• Work request: For each entry below, copy the text exactly and leave out any picture.

==========

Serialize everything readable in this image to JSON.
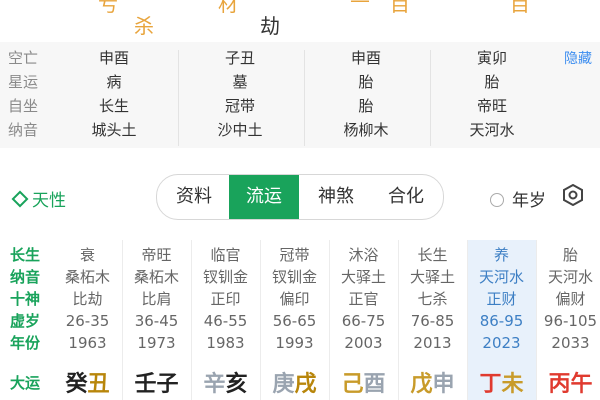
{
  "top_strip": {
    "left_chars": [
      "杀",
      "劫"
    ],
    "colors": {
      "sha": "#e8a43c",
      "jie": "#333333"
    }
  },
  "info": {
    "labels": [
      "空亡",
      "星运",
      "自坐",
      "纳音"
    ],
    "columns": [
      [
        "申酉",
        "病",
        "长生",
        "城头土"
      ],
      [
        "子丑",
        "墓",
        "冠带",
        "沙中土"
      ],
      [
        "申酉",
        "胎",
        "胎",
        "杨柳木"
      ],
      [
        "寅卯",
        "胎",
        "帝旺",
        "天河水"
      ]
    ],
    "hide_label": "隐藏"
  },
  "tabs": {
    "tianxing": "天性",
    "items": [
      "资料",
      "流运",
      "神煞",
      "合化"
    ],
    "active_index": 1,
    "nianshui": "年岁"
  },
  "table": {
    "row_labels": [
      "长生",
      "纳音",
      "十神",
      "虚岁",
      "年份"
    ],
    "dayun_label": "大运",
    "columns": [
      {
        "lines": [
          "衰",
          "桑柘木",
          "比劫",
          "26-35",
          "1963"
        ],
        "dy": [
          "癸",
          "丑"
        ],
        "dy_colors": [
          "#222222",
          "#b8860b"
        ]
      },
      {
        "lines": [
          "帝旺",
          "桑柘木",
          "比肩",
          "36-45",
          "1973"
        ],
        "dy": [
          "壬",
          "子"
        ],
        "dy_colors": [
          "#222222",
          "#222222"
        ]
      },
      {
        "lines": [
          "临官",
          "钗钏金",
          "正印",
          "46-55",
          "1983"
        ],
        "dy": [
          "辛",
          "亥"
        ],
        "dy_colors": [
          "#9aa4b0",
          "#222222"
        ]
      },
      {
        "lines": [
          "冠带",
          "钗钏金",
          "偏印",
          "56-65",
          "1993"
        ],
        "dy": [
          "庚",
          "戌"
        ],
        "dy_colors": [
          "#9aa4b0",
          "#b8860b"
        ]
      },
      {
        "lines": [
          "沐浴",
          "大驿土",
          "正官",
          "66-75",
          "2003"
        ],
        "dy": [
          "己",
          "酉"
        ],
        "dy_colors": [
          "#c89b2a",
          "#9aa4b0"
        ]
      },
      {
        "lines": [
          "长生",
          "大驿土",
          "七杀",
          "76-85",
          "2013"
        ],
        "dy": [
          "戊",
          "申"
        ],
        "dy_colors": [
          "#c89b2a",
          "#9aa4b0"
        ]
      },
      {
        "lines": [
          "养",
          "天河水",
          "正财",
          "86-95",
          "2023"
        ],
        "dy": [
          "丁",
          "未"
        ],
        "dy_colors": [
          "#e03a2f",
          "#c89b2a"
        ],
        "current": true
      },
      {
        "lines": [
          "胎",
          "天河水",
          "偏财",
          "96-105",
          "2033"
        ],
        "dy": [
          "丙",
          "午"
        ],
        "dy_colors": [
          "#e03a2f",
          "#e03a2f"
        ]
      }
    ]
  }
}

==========

• Result of the exercise:
Serialize everything readable in this image to JSON.
{
  "top_strip": {
    "left_chars": [
      "杀",
      "劫"
    ],
    "colors": {
      "sha": "#e8a43c",
      "jie": "#333333"
    }
  },
  "info": {
    "labels": [
      "空亡",
      "星运",
      "自坐",
      "纳音"
    ],
    "columns": [
      [
        "申酉",
        "病",
        "长生",
        "城头土"
      ],
      [
        "子丑",
        "墓",
        "冠带",
        "沙中土"
      ],
      [
        "申酉",
        "胎",
        "胎",
        "杨柳木"
      ],
      [
        "寅卯",
        "胎",
        "帝旺",
        "天河水"
      ]
    ],
    "hide_label": "隐藏"
  },
  "tabs": {
    "tianxing": "天性",
    "items": [
      "资料",
      "流运",
      "神煞",
      "合化"
    ],
    "active_index": 1,
    "nianshui": "年岁"
  },
  "table": {
    "row_labels": [
      "长生",
      "纳音",
      "十神",
      "虚岁",
      "年份"
    ],
    "dayun_label": "大运",
    "columns": [
      {
        "lines": [
          "衰",
          "桑柘木",
          "比劫",
          "26-35",
          "1963"
        ],
        "dy": [
          "癸",
          "丑"
        ],
        "dy_colors": [
          "#222222",
          "#b8860b"
        ]
      },
      {
        "lines": [
          "帝旺",
          "桑柘木",
          "比肩",
          "36-45",
          "1973"
        ],
        "dy": [
          "壬",
          "子"
        ],
        "dy_colors": [
          "#222222",
          "#222222"
        ]
      },
      {
        "lines": [
          "临官",
          "钗钏金",
          "正印",
          "46-55",
          "1983"
        ],
        "dy": [
          "辛",
          "亥"
        ],
        "dy_colors": [
          "#9aa4b0",
          "#222222"
        ]
      },
      {
        "lines": [
          "冠带",
          "钗钏金",
          "偏印",
          "56-65",
          "1993"
        ],
        "dy": [
          "庚",
          "戌"
        ],
        "dy_colors": [
          "#9aa4b0",
          "#b8860b"
        ]
      },
      {
        "lines": [
          "沐浴",
          "大驿土",
          "正官",
          "66-75",
          "2003"
        ],
        "dy": [
          "己",
          "酉"
        ],
        "dy_colors": [
          "#c89b2a",
          "#9aa4b0"
        ]
      },
      {
        "lines": [
          "长生",
          "大驿土",
          "七杀",
          "76-85",
          "2013"
        ],
        "dy": [
          "戊",
          "申"
        ],
        "dy_colors": [
          "#c89b2a",
          "#9aa4b0"
        ]
      },
      {
        "lines": [
          "养",
          "天河水",
          "正财",
          "86-95",
          "2023"
        ],
        "dy": [
          "丁",
          "未"
        ],
        "dy_colors": [
          "#e03a2f",
          "#c89b2a"
        ],
        "current": true
      },
      {
        "lines": [
          "胎",
          "天河水",
          "偏财",
          "96-105",
          "2033"
        ],
        "dy": [
          "丙",
          "午"
        ],
        "dy_colors": [
          "#e03a2f",
          "#e03a2f"
        ]
      }
    ]
  }
}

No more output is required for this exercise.